____ Provided data
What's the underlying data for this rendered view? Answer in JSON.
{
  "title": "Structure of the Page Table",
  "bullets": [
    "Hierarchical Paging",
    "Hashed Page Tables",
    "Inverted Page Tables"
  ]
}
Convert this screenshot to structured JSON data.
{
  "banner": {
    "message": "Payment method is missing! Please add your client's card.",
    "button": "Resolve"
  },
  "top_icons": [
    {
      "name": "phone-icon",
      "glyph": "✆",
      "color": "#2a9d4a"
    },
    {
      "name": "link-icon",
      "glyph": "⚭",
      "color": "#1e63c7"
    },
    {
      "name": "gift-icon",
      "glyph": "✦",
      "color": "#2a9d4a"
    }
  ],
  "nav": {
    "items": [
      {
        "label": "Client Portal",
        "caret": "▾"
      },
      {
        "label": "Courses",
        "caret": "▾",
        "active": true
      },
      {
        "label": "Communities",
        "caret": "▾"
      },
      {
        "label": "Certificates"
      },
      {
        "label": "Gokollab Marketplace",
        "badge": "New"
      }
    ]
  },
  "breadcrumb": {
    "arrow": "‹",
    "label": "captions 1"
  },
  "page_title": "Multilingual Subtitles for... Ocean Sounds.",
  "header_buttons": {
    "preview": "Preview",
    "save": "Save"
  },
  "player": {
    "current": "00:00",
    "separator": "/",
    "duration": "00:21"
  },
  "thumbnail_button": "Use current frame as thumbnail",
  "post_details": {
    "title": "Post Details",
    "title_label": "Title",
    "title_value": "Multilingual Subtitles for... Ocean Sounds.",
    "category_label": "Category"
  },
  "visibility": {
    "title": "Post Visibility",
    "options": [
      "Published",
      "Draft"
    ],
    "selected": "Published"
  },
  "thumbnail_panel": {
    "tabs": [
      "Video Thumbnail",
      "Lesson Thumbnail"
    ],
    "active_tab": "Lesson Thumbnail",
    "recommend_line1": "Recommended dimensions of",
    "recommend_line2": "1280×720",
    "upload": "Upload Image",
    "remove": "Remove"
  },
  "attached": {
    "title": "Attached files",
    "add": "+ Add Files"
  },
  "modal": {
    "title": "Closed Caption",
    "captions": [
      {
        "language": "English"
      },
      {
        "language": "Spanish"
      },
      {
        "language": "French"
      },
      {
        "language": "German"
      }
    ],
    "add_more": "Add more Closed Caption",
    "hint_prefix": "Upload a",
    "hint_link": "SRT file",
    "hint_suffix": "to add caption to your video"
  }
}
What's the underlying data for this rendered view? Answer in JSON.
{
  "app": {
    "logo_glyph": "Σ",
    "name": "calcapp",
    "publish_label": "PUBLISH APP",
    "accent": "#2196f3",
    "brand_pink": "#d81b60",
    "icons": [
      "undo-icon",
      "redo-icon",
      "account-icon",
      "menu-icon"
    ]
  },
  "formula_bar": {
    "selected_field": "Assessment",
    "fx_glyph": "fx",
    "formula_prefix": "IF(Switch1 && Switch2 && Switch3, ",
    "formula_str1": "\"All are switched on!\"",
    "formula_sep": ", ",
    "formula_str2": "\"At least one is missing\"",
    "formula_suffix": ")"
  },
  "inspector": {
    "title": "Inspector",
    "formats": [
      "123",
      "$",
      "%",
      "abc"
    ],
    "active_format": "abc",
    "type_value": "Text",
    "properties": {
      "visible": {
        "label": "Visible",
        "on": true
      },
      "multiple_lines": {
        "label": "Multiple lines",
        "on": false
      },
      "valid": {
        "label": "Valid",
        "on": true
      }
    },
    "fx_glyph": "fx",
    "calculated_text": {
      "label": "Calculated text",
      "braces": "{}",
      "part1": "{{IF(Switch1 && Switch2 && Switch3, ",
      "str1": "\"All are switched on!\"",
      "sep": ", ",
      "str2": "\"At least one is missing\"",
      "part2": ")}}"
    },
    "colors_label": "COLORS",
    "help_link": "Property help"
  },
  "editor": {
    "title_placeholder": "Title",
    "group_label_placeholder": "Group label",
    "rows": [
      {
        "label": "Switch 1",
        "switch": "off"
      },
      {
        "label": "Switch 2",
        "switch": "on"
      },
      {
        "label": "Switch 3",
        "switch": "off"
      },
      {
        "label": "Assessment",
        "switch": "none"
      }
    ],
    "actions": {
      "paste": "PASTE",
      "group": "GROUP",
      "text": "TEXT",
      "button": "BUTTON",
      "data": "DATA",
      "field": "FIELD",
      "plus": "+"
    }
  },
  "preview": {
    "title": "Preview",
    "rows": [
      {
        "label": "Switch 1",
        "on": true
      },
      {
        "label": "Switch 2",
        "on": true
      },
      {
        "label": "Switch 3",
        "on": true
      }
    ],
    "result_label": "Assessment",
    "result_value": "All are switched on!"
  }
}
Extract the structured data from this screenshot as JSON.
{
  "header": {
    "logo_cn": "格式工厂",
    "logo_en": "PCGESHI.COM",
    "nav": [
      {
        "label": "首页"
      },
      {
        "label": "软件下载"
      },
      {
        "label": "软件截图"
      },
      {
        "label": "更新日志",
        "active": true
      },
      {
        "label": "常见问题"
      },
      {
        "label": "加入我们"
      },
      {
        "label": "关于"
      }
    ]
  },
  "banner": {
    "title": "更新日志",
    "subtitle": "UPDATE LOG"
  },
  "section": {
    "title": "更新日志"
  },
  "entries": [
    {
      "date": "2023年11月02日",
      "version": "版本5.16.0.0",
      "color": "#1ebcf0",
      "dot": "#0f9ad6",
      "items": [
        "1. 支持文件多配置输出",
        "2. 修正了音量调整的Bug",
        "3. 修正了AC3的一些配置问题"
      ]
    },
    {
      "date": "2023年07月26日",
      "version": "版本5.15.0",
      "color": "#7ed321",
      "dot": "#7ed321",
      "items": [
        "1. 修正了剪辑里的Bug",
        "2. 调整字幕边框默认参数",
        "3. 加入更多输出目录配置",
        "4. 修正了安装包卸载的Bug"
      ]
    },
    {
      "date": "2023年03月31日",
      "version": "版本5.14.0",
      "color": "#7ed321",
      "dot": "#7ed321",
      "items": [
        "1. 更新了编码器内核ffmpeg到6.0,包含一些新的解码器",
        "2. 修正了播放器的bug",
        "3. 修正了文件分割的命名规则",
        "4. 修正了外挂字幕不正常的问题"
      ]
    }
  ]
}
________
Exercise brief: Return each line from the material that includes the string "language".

Result of the exercise:
        "language": "English"
        "language": "Spanish"
        "language": "French"
        "language": "German"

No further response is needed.